        • Treatment of type 2N VWD requires administration of VWF concentrates (which bind factor VIII normally), restoring the normal plasma level and half-life of FVIII. The endogenous production of factor VIII is normal in these patients. 
        • These individuals with low FVIII initially need to receive concentrates of both factor VIII and VWF for bleeding or major surgery. Since they are able to produce endogenous factor VIII normally, subsequent doses of VWF do not need to contain factor VIII, and either plasma-derived VWF concentrates or recombinant VWF concentrates may be used.
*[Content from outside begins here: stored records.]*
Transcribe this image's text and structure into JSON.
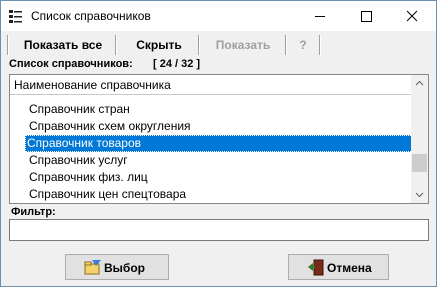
{
  "window": {
    "title": "Список справочников"
  },
  "toolbar": {
    "show_all": "Показать все",
    "hide": "Скрыть",
    "show": "Показать",
    "help": "?"
  },
  "list": {
    "caption": "Список справочников:",
    "counter": "[ 24 / 32 ]",
    "column_header": "Наименование справочника",
    "rows": [
      "Справочник стран",
      "Справочник схем округления",
      "Справочник товаров",
      "Справочник услуг",
      "Справочник физ. лиц",
      "Справочник цен спецтовара"
    ],
    "selected_index": 2
  },
  "filter": {
    "label": "Фильтр:",
    "value": ""
  },
  "buttons": {
    "select": "Выбор",
    "cancel": "Отмена"
  },
  "colors": {
    "selection": "#0078d7",
    "window_bg": "#f0f0f0",
    "disabled_text": "#a0a0a0"
  }
}
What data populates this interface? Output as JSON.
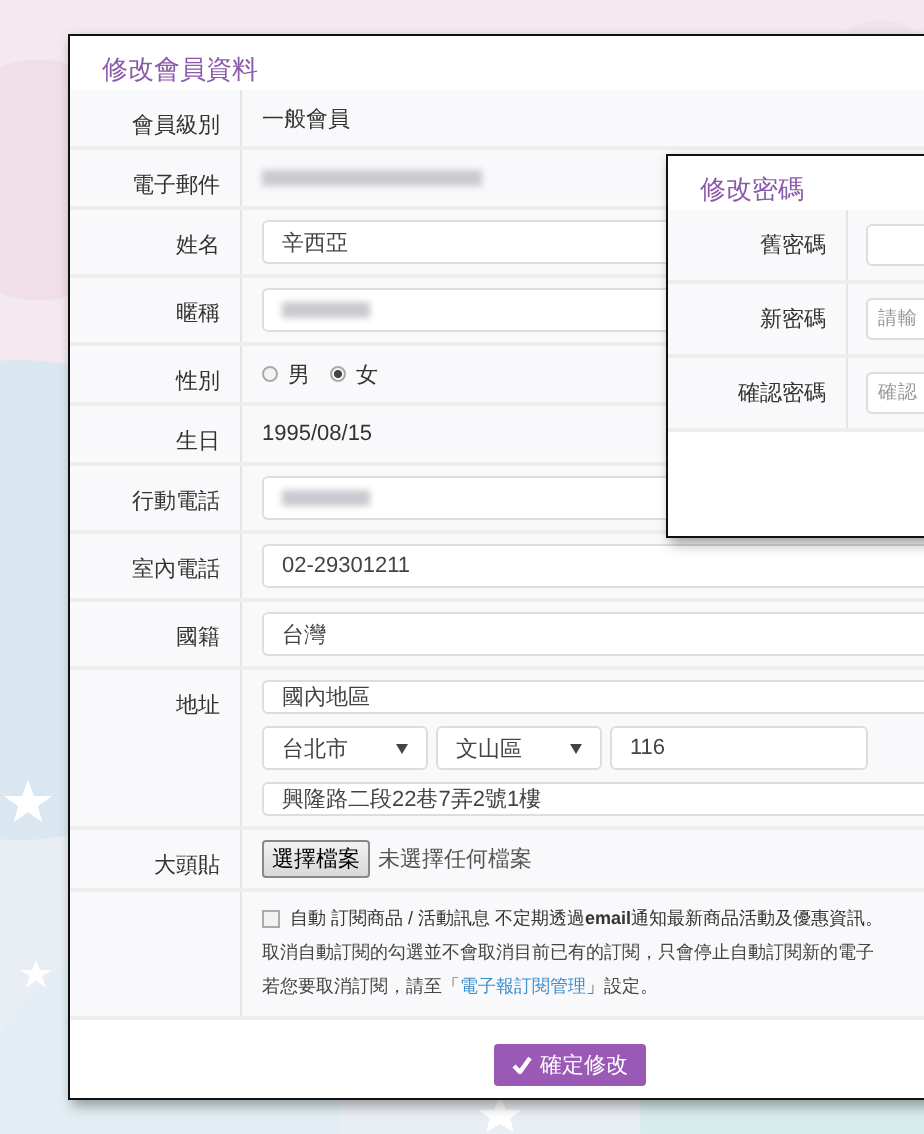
{
  "profile_dialog": {
    "title": "修改會員資料",
    "rows": [
      {
        "label": "會員級別",
        "kind": "text",
        "value": "一般會員"
      },
      {
        "label": "電子郵件",
        "kind": "blurred"
      },
      {
        "label": "姓名",
        "kind": "input",
        "value": "辛西亞"
      },
      {
        "label": "暱稱",
        "kind": "blurred_input"
      },
      {
        "label": "性別",
        "kind": "radio",
        "options": [
          {
            "label": "男",
            "selected": false
          },
          {
            "label": "女",
            "selected": true
          }
        ]
      },
      {
        "label": "生日",
        "kind": "text",
        "value": "1995/08/15"
      },
      {
        "label": "行動電話",
        "kind": "blurred_input"
      },
      {
        "label": "室內電話",
        "kind": "input",
        "value": "02-29301211"
      },
      {
        "label": "國籍",
        "kind": "input",
        "value": "台灣"
      },
      {
        "label": "地址",
        "kind": "address",
        "region": "國內地區",
        "city": "台北市",
        "district": "文山區",
        "zip": "116",
        "street": "興隆路二段22巷7弄2號1樓"
      },
      {
        "label": "大頭貼",
        "kind": "file",
        "button": "選擇檔案",
        "status": "未選擇任何檔案"
      },
      {
        "kind": "subscribe",
        "checked": false,
        "text": "自動 訂閱商品 / 活動訊息 不定期透過**email**通知最新商品活動及優惠資訊。",
        "note": "取消自動訂閱的勾選並不會取消目前已有的訂閱，只會停止自動訂閱新的電子",
        "note2_prefix": "若您要取消訂閱，請至「",
        "link": "電子報訂閱管理",
        "note2_suffix": "」設定。"
      }
    ],
    "submit": "確定修改"
  },
  "password_dialog": {
    "title": "修改密碼",
    "rows": [
      {
        "label": "舊密碼"
      },
      {
        "label": "新密碼",
        "placeholder": "請輸"
      },
      {
        "label": "確認密碼",
        "placeholder": "確認"
      }
    ]
  }
}
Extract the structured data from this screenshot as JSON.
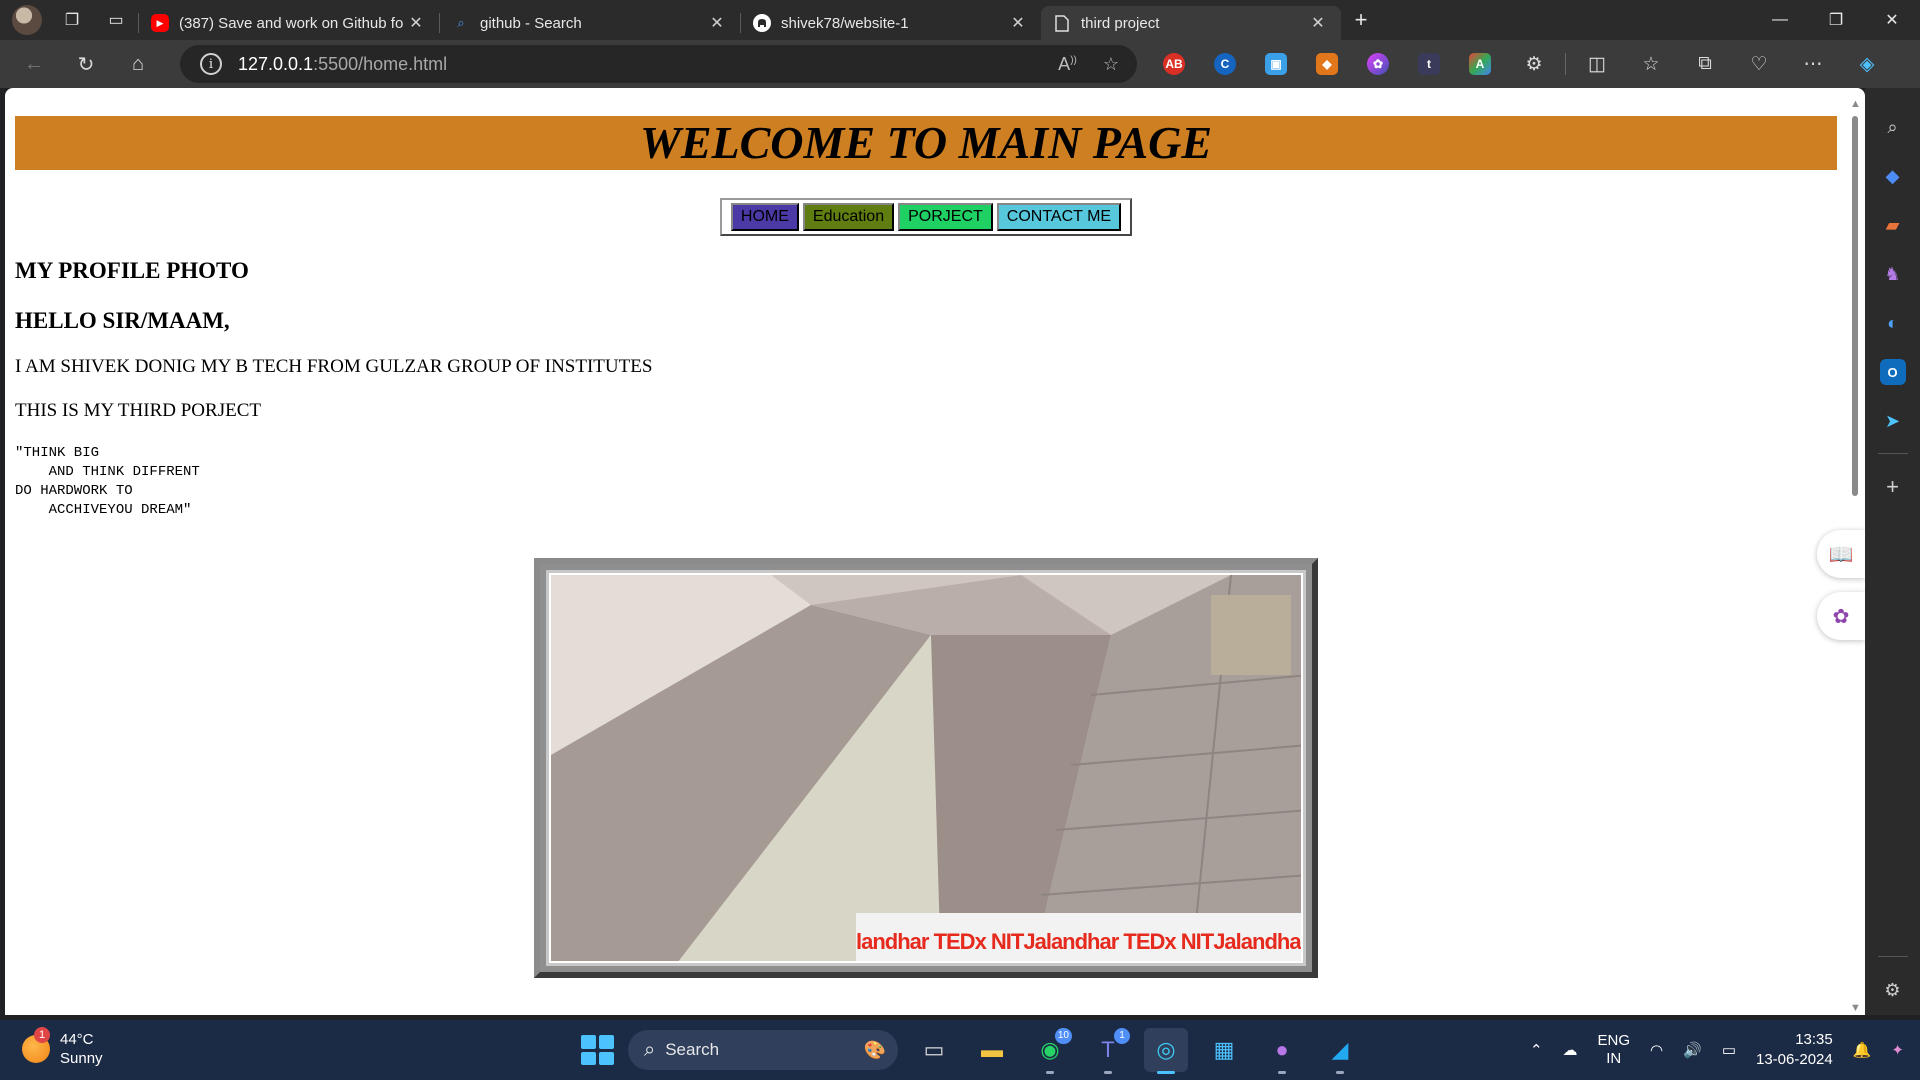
{
  "browser": {
    "tabs": [
      {
        "title": "(387) Save and work on Github fo",
        "icon": "youtube-icon",
        "active": false
      },
      {
        "title": "github - Search",
        "icon": "search-icon",
        "active": false
      },
      {
        "title": "shivek78/website-1",
        "icon": "github-icon",
        "active": false
      },
      {
        "title": "third project",
        "icon": "page-icon",
        "active": true
      }
    ],
    "address": {
      "host": "127.0.0.1",
      "path": ":5500/home.html"
    }
  },
  "page": {
    "banner": "WELCOME TO MAIN PAGE",
    "menu": [
      {
        "label": "HOME",
        "color": "#4b3aa6"
      },
      {
        "label": "Education",
        "color": "#5f7d10"
      },
      {
        "label": "PORJECT",
        "color": "#1fd163"
      },
      {
        "label": "CONTACT ME",
        "color": "#57c8dc"
      }
    ],
    "profile_heading": "MY PROFILE PHOTO",
    "hello_heading": "HELLO SIR/MAAM,",
    "intro": "I AM SHIVEK DONIG MY B TECH FROM GULZAR GROUP OF INSTITUTES",
    "project_line": "THIS IS MY THIRD PORJECT",
    "quote": "\"THINK BIG\n    AND THINK DIFFRENT\nDO HARDWORK TO\n    ACCHIVEYOU DREAM\"",
    "photo_banner_text": "landhar TEDx NITJalandhar TEDx NITJalandhar TEDx NITJa"
  },
  "taskbar": {
    "weather": {
      "temp": "44°C",
      "condition": "Sunny",
      "badge": "1"
    },
    "search_label": "Search",
    "whatsapp_badge": "10",
    "teams_badge": "1",
    "language": {
      "line1": "ENG",
      "line2": "IN"
    },
    "time": "13:35",
    "date": "13-06-2024"
  }
}
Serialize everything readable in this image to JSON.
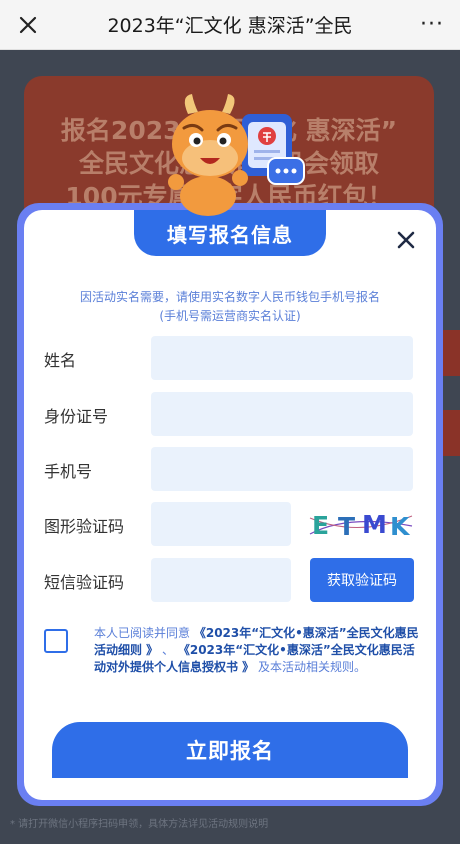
{
  "navbar": {
    "title": "2023年“汇文化 惠深活”全民",
    "more": "···"
  },
  "background": {
    "banner_text_line1": "报名2023年“汇文化 惠深活”",
    "banner_text_line2": "全民文化惠民消费机会领取",
    "banner_text_line3": "100元专属数字人民币红包！",
    "footer_text": "* 请打开微信小程序扫码申领，具体方法详见活动规则说明"
  },
  "modal": {
    "title": "填写报名信息",
    "notice_line1": "因活动实名需要，请使用实名数字人民币钱包手机号报名",
    "notice_line2": "(手机号需运营商实名认证)",
    "fields": {
      "name_label": "姓名",
      "id_label": "身份证号",
      "phone_label": "手机号",
      "captcha_label": "图形验证码",
      "sms_label": "短信验证码"
    },
    "captcha_text": "ETMK",
    "sms_button": "获取验证码",
    "agreement": {
      "prefix": "本人已阅读并同意",
      "doc1": "《2023年“汇文化•惠深活”全民文化惠民活动细则 》",
      "sep": "、",
      "doc2": "《2023年“汇文化•惠深活”全民文化惠民活动对外提供个人信息授权书 》",
      "suffix": "及本活动相关规则。"
    },
    "submit_button": "立即报名"
  },
  "colors": {
    "primary": "#2f6ee8",
    "frame": "#6a7ff2",
    "input_bg": "#eaf2fc",
    "notice_text": "#5a7fd8"
  }
}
FVIII levels should be followed and maintained at 50 to 100 IU/dL for the duration of therapy.
        • Recombinant FVIII has been used for surgery; individuals with type 2N VWD require FVIII with the first rVWF dose.
  • Pregnancy:25
    • During pregnancy there is an increase in both VWF and FVIII levels, but in patients with type 2 VWD, FVIII levels may remain low owing to the impaired binding of this moiety by the still dysfunctional albeit increased VWF.
    • Patients with VWD type 2N associated with the common R854Q mutation often show a complete normalization of FVIII:C, and no treatment is usually required.26
    • Expert opinion:
      • Seidizadeh et al:
        • During pregnancy it is recommended to use VWF-containing products in patients with FVIII levels lower than 40 IU/ dl.
        • Postpartum factor replacement is recommended for at least 3 to 4 days after vaginal delivery and 5 to 7 days after Cesarean section.
      • Castaman and James, 2019:
        • In pregnant women with type 2N VWD:
          • Normalization of FVIII, which is more reduced compared to VWF in this type, usually occurs during pregnancy in women heterozygous or homozygous for R854Q, similar to what happens after desmopressin.
          • Usually, these women can be safely managed with desmopressin in case of bleeding complications.
          • The results of a desmopressin trial before pregnancy are helpful to predict its usefulness at parturition.
          • Information about the more rare mutations is lacking and patients compound heterozygous with a null allele usually do not achieve a normal FVIII level and thus need treatment with VWF concentrates to stabilize FVIII level for a longer period:
            • During labor and before epidural anesthesia, 50 IU/kg of VWF should be administered, followed by 30–40 IU/kg/daily for at least 3 days.
            • Daily monitoring of FVIII and VWF activity is recommended during the same period.
          • Oral tranexamic acid is advised (15–25 mg/kg) up to 10–15 days.
      • Tosetto and Castaman, 2015:
        • Pregnant VWD patients should be monitored for VWF:RCo and FVIII:C at least once during the third trimester of pregnancy.
        • No intervention is recommended when FVIII:C and VWF:RCo levels are both around or higher than 50 IU/dL
        • If responsive to DDAVP, women with levels only slightly above or around 50 IU/dL may receive a single dose of desmopressin at the beginning of labor, especially if epidural anesthesia is required.
Blood. 2015 Feb 5;125(6):907-14.
Blood. 2015 Feb 5;125(6):907-14.

Guideline recommendations27

  • ASH ISTH NHF WFH 2021 guidelines on the diagnosis of von Willebrand disease
  • British Journal of Haematology 2021 guidelines on the clinical and laboratory diagnosis of heritable platelet disorders in adults and children::